If you could identify a theme of Jacob’s life what do you think it would be? Maybe it was his search for a personal relationship with G-d. Both his father and grandfather had personal experiences with the Father. We see a hint of this in Genesis 32:10, where Jacob prays to the G-d of his grandfather and his father but not to his own personal G-d. It seems clear his relationship with Esau, broken as it was, was standing between Jacob and G-d. I expect we all have had issues that have stood between us and the Father. Things that need to be set straight, things that need to be confessed and set right. This is where Jacob stood on this night in that lonely place. So here Jacob was all alone when he had this confrontation (verse 24). Maybe Jacob was wrestling with his own guilt, that piece of him that had become like Esau, relying on his own strength and wits as he dealt with his father-in-law over the last 20 years. He had become a deceiver, a conniver and was face to face with the fact that to have a personal relationship with G-d would mean change in his life. In the Messianic scriptures we read a similar statement by Paul in Eph. 6:12 and in Romans 7:15-20. Each of us has things that we struggle with, things that we know are wrong but are still tempting us to fall back into old patterns. Maybe that was the process Jacob was going through here in this lonely place. Jacob was successful in his spiritual struggle. It changed him. In fact, his name was changed to Israel, meaning Prince of G-d. This change was evident in several ways. For example, at the end of Genesis 33, in verse 20 we read of him building an altar and calling it by the name of El Elohi, G-d, the G-d of Israel, using his new name. Physically he was changed. He limped for the rest of his life. Every step reminded him of what happened that night, a small price, to be able to have a new and different relationship with G-d. A relationship not built on possessions or power but simple faith that G-d was all he needed.
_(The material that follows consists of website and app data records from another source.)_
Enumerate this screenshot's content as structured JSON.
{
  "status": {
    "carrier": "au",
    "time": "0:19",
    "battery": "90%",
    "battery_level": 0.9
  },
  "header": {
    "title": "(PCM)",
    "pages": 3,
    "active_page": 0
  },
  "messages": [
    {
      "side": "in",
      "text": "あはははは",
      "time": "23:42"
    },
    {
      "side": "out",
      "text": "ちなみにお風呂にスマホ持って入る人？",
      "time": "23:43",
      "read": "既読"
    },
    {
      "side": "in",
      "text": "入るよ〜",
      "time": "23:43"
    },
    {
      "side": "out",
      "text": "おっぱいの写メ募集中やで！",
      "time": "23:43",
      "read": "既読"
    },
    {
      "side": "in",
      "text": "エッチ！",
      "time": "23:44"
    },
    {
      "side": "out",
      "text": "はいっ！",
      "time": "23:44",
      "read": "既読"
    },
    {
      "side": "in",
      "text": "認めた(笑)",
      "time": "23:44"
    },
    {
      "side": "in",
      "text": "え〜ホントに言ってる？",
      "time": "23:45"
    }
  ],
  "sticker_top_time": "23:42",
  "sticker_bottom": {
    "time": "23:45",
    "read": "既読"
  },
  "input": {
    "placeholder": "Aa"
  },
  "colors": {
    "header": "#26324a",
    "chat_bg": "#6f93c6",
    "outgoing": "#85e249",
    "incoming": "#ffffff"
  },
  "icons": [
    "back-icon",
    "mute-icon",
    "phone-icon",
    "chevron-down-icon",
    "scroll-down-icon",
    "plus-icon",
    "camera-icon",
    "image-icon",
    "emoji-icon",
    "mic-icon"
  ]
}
We have a wonderful example of this in Genesis 33:8-11. Here we read where Jacob wants to give his gift to Esau. Esau, at first refused saying in verse 8, “I have enough.” In Hebrew the word he used for enough is “Rav”, more easily translated as, “a lot.” In verse 11 we read the end of this tidbit between the two brothers. Here in this verse Jacob says to Esau, I have enough.” The Hebrew word used here is “Kol” or in English, “all.” Jacob is no longer a person trying to get by as cheaply as he can, or take all he can get from others. He is telling Esau, “I have everything.” Finally we see the contentment that can come with a relationship with G-d. Jacob ‘s reliance was no longer in his own ability. Now he realized that with G-d he had everything he needed. His security no longer rested in how many sheep he had. His security rested in the Maker of heaven and earth and His provision.
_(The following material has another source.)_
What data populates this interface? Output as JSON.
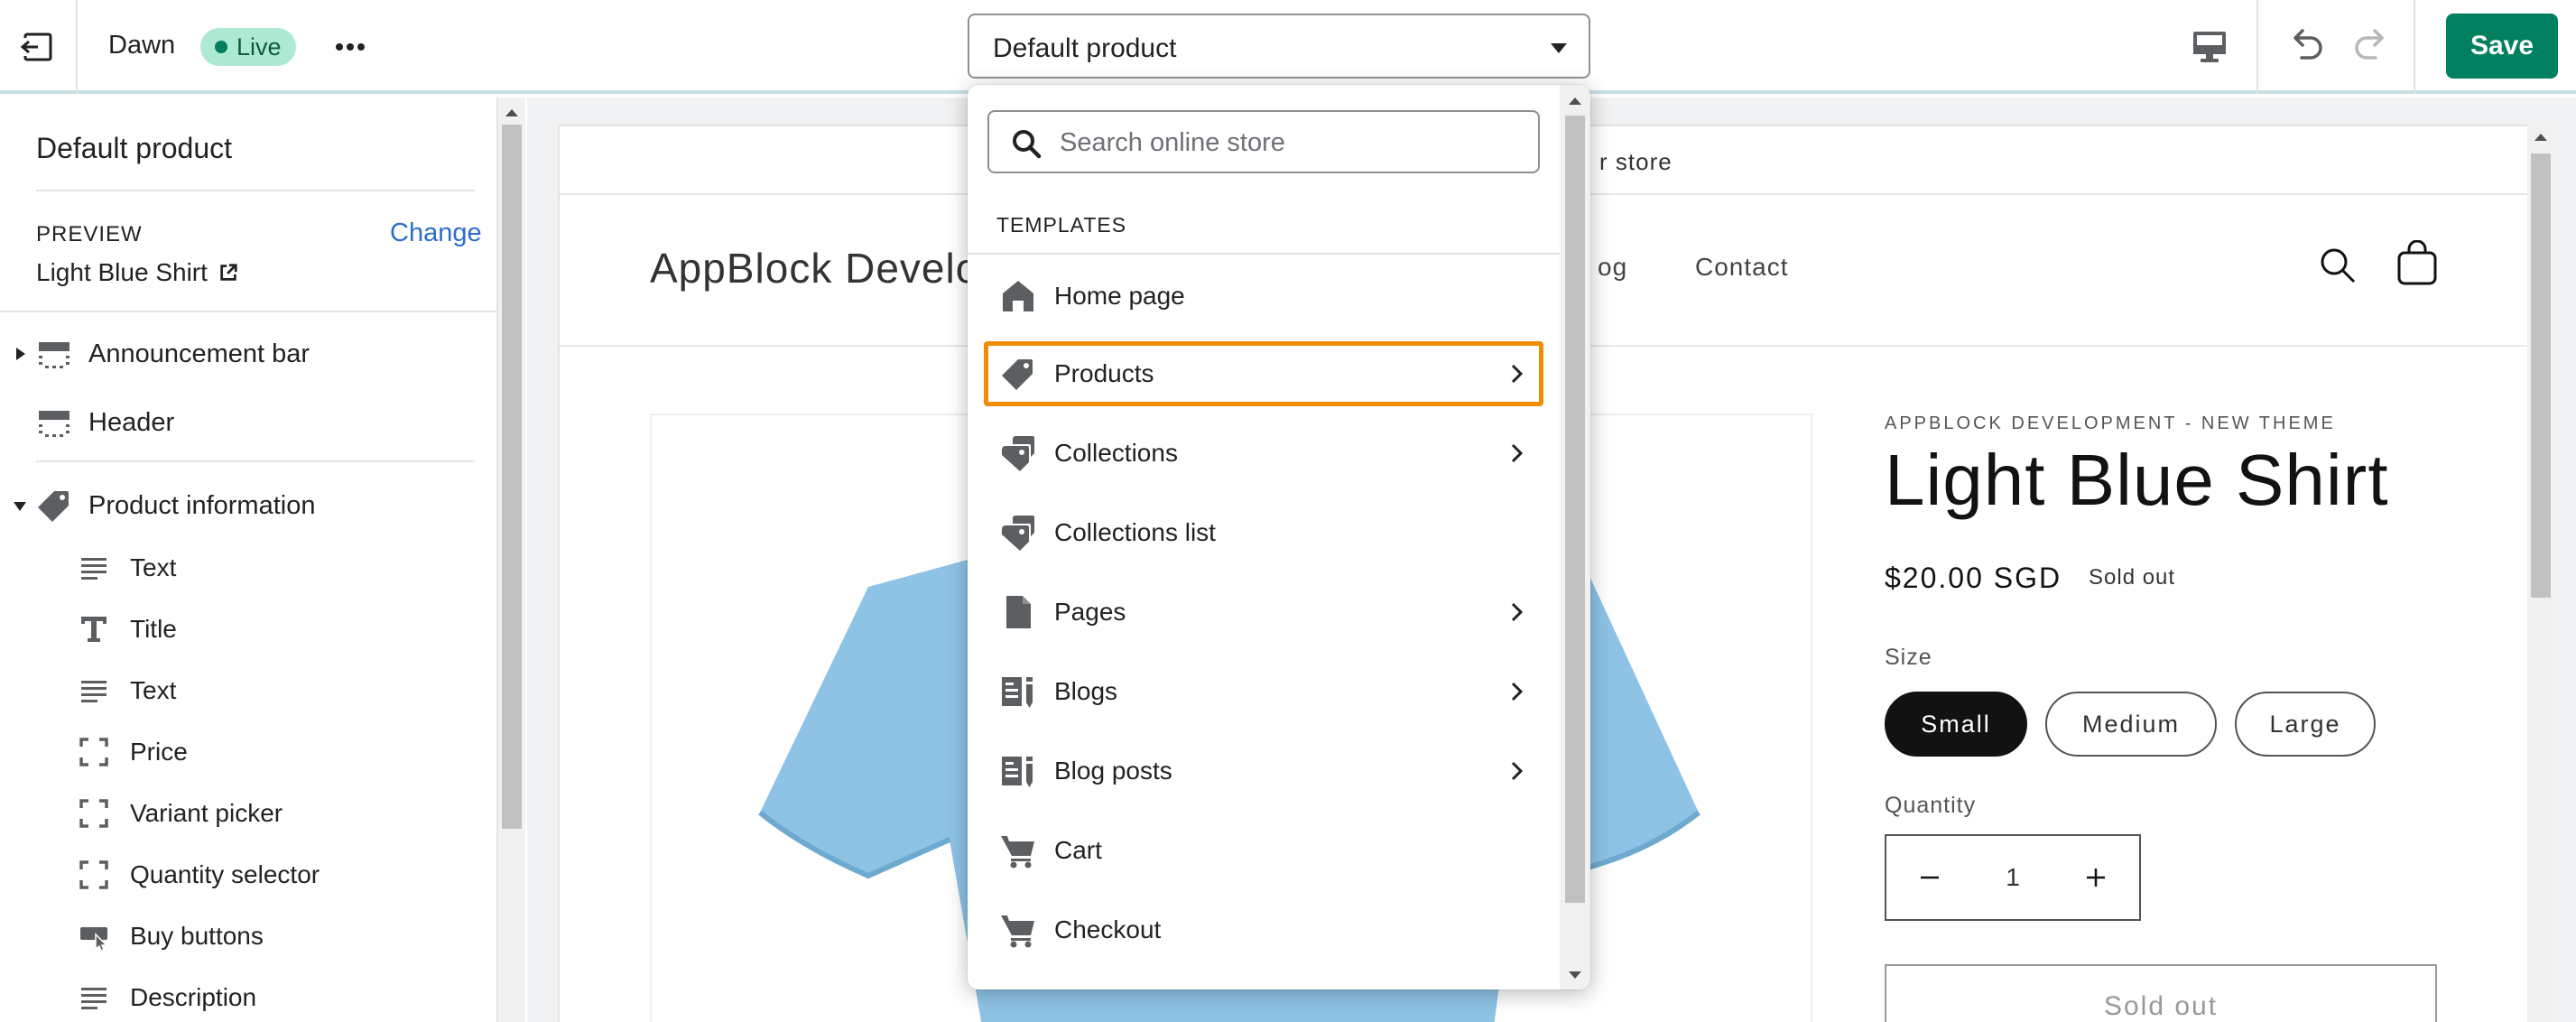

So as we read this story of Jacob I pray we all can come to or already have come to the place of having a relationship with the Father that will truly give us rest and peace in our lives. As we read on over the next few weeks we will see that Jacob still has issues to deal with. His life is not easy but now he has the knowledge that G-d is with Him and he is not alone, as do we all.